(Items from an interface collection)

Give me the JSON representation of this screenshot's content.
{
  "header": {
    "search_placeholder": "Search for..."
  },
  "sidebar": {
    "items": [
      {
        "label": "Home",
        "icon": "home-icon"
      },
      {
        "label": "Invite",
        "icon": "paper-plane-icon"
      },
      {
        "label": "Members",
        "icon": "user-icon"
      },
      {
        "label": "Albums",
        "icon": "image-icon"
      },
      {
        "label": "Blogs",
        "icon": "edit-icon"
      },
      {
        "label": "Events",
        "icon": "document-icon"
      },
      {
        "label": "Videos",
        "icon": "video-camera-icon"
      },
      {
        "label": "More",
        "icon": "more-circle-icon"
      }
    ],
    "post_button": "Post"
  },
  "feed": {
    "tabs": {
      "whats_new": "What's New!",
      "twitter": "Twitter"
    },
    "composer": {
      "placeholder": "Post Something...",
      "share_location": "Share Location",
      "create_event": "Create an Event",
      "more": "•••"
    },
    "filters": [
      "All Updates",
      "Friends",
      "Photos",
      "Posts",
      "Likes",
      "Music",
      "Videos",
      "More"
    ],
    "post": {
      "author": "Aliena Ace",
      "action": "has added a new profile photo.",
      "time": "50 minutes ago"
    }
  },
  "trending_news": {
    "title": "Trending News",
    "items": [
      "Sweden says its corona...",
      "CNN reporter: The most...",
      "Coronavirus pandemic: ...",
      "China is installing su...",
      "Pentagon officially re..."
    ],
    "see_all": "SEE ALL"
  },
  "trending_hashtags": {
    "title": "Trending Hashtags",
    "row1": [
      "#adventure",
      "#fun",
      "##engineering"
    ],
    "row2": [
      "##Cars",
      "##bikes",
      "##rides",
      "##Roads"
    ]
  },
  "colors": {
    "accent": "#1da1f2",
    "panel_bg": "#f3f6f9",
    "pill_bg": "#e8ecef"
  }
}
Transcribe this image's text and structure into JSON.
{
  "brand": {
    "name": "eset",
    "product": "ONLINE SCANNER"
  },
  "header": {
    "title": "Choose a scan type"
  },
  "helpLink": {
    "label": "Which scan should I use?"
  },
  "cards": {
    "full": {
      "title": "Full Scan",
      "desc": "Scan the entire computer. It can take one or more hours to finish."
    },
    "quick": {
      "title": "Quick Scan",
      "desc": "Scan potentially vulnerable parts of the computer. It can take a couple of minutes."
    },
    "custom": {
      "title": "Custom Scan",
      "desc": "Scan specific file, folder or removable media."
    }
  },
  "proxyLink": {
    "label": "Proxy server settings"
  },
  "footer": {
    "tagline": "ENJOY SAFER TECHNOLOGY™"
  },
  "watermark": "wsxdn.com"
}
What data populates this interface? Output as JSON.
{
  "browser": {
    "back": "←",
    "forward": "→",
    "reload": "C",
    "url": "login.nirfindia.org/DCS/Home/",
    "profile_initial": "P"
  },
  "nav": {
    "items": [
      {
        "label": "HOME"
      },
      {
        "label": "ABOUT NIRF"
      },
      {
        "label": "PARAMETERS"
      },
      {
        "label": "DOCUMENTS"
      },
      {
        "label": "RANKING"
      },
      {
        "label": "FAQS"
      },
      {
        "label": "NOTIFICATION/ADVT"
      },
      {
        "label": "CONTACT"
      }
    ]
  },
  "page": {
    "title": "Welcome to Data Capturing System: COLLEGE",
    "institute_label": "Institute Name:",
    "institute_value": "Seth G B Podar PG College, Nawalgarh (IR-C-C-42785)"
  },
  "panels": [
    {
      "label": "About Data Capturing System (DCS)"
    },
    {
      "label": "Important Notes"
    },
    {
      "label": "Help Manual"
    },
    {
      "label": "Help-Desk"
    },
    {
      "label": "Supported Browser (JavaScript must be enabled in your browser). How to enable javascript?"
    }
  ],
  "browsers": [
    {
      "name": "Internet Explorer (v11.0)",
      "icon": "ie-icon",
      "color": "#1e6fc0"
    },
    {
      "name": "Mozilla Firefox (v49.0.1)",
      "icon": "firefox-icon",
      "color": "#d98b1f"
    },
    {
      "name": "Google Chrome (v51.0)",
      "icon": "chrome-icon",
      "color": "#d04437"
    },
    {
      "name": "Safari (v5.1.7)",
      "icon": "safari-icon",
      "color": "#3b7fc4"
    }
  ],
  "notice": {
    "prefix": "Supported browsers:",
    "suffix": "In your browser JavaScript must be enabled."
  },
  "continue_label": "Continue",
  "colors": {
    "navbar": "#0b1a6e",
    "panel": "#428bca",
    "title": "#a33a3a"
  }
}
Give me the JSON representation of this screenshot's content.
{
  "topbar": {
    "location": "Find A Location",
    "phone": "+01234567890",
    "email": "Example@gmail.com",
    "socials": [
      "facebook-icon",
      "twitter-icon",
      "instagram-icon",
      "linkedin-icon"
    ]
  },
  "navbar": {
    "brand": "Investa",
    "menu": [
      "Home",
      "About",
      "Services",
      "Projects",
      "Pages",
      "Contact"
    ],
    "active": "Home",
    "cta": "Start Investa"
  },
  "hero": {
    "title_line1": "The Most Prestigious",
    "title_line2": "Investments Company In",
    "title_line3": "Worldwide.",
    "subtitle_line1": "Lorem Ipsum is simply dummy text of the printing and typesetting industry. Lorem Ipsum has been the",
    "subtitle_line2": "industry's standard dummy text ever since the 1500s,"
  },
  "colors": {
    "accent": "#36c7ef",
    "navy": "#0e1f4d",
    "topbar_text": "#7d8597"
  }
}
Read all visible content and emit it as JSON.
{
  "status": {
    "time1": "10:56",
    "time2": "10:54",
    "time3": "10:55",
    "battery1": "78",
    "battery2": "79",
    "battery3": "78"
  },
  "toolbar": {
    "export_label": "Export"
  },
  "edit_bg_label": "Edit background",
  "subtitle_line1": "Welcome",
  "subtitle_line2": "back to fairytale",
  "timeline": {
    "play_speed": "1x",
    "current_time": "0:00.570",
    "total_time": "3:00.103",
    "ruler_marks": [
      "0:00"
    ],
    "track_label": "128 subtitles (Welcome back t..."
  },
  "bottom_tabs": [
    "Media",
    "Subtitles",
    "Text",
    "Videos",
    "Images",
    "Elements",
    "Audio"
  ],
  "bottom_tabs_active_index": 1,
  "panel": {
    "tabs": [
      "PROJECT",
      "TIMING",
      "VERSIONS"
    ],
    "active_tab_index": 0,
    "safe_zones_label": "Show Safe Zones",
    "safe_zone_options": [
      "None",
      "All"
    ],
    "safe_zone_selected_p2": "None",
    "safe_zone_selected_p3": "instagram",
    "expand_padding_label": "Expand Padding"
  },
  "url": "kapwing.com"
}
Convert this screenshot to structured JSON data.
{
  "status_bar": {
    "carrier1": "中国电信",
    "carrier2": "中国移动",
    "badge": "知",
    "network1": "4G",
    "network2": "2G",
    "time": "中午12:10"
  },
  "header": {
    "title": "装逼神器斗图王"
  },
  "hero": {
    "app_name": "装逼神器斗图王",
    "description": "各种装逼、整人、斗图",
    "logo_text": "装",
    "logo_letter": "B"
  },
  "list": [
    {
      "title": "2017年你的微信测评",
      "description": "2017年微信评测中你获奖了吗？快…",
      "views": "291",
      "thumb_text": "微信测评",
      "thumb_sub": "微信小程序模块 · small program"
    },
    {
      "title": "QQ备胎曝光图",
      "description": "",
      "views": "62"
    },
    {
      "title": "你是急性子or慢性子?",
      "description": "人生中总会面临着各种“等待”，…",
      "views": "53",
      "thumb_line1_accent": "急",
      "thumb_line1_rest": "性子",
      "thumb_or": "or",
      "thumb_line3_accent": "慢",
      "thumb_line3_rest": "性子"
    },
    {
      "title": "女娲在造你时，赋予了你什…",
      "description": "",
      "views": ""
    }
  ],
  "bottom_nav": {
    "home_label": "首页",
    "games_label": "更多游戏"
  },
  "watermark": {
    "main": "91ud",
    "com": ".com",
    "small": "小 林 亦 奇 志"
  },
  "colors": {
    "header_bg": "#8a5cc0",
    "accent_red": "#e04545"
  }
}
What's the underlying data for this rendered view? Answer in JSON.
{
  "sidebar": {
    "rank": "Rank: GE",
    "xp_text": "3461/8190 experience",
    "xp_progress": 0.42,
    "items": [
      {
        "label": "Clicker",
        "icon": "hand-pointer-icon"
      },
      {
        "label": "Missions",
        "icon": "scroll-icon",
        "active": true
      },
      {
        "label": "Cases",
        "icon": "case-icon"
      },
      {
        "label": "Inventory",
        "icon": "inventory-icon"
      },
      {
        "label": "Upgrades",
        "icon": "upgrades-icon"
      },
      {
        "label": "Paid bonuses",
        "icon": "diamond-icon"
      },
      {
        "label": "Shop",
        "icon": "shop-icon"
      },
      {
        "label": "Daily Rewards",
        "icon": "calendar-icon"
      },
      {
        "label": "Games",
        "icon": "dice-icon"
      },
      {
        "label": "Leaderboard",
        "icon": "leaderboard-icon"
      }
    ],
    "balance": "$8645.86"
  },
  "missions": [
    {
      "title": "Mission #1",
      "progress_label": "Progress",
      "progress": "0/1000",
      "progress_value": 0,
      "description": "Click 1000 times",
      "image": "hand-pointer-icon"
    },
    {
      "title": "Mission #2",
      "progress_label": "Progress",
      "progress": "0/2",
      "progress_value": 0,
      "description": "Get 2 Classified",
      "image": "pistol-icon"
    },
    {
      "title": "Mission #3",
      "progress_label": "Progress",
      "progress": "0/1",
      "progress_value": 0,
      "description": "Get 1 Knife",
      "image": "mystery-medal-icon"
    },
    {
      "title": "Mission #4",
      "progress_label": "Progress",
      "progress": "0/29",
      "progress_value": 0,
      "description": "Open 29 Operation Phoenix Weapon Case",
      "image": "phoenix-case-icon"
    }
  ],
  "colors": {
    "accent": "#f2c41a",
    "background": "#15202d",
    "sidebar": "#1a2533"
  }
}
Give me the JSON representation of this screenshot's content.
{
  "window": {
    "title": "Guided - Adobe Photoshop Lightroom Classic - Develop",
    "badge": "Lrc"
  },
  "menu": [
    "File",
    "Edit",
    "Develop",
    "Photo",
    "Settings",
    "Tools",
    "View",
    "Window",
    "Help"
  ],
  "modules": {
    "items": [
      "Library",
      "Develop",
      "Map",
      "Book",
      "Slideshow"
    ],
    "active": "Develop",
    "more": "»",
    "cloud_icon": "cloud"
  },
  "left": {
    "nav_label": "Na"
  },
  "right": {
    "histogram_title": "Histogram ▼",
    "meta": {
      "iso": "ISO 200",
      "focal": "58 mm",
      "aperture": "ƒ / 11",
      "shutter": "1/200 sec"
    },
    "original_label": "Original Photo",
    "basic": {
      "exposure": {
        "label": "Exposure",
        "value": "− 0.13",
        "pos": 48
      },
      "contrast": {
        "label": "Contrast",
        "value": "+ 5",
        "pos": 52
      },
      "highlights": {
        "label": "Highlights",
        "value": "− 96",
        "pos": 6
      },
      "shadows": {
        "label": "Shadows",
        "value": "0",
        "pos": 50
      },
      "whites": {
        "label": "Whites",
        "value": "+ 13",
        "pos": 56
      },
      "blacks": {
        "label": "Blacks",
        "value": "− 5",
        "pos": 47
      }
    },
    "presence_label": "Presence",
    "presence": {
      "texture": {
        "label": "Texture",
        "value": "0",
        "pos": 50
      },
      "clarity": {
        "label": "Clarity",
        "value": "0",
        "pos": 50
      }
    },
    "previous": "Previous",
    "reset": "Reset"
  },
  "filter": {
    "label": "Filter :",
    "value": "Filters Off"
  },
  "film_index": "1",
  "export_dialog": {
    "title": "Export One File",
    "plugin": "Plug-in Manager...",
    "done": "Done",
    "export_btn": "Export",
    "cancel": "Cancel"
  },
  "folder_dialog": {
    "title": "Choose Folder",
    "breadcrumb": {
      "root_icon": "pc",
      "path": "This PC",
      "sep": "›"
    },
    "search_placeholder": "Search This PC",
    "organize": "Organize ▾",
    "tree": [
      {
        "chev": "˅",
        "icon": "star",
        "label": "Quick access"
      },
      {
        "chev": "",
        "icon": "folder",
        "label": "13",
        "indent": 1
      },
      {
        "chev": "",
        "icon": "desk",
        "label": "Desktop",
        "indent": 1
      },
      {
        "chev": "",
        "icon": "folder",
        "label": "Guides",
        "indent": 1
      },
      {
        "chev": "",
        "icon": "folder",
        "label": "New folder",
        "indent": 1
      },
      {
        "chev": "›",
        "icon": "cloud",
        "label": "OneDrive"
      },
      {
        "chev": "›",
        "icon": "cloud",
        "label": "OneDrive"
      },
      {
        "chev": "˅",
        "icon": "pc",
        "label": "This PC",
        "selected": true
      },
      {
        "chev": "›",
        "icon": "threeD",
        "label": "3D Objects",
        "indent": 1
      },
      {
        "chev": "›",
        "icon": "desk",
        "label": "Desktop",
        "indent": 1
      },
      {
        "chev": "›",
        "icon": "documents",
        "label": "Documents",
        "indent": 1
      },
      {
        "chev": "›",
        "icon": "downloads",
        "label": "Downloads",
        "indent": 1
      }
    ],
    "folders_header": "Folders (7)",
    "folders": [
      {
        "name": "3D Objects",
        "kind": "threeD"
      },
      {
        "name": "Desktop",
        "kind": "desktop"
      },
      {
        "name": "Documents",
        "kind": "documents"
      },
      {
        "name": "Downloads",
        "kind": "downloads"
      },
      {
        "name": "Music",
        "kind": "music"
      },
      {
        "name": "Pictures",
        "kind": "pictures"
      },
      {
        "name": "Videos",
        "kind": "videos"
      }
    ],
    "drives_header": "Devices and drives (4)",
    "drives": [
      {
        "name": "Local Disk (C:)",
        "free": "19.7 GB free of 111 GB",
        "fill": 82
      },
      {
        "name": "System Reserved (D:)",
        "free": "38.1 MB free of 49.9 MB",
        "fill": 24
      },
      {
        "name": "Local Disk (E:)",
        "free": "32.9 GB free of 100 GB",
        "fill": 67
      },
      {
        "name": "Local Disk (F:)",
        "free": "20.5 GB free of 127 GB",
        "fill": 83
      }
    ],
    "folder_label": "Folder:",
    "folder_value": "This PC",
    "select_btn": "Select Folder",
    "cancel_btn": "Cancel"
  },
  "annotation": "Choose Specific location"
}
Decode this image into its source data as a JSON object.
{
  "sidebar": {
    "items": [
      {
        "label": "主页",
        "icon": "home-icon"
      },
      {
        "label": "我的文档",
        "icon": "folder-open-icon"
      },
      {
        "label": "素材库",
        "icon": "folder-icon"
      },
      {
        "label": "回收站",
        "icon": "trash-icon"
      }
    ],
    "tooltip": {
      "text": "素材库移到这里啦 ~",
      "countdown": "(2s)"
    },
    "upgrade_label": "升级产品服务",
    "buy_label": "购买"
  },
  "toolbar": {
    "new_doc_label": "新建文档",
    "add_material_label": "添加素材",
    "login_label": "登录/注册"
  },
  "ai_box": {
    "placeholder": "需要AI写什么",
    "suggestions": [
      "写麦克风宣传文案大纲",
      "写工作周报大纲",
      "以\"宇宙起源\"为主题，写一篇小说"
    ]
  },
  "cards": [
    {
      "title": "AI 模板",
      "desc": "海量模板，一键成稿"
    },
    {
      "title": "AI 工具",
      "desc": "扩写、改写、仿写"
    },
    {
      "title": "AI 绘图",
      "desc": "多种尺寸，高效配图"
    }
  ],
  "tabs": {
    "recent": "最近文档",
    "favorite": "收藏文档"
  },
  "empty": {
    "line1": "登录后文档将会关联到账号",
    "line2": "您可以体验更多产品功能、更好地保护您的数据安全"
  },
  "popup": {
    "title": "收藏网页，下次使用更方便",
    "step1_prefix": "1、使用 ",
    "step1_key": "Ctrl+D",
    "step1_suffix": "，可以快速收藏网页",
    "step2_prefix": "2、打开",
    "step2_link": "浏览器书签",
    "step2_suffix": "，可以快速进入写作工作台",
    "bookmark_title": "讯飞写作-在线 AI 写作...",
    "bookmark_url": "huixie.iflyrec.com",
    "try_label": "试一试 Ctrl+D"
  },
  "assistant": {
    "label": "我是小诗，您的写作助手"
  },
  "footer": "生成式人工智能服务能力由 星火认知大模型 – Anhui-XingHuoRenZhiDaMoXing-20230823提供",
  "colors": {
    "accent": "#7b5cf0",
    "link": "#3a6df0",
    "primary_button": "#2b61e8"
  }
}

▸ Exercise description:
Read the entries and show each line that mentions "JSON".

▸ Final answer:
Give me the JSON representation of this screenshot's content.
Transcribe this image's text and structure into JSON.
What data populates this interface? Output as JSON.
Give me the JSON representation of this screenshot's content.
Read all visible content and emit it as JSON.
Convert this screenshot to structured JSON data.
What's the underlying data for this rendered view? Answer in JSON.
Give me the JSON representation of this screenshot's content.
Decode this image into its source data as a JSON object.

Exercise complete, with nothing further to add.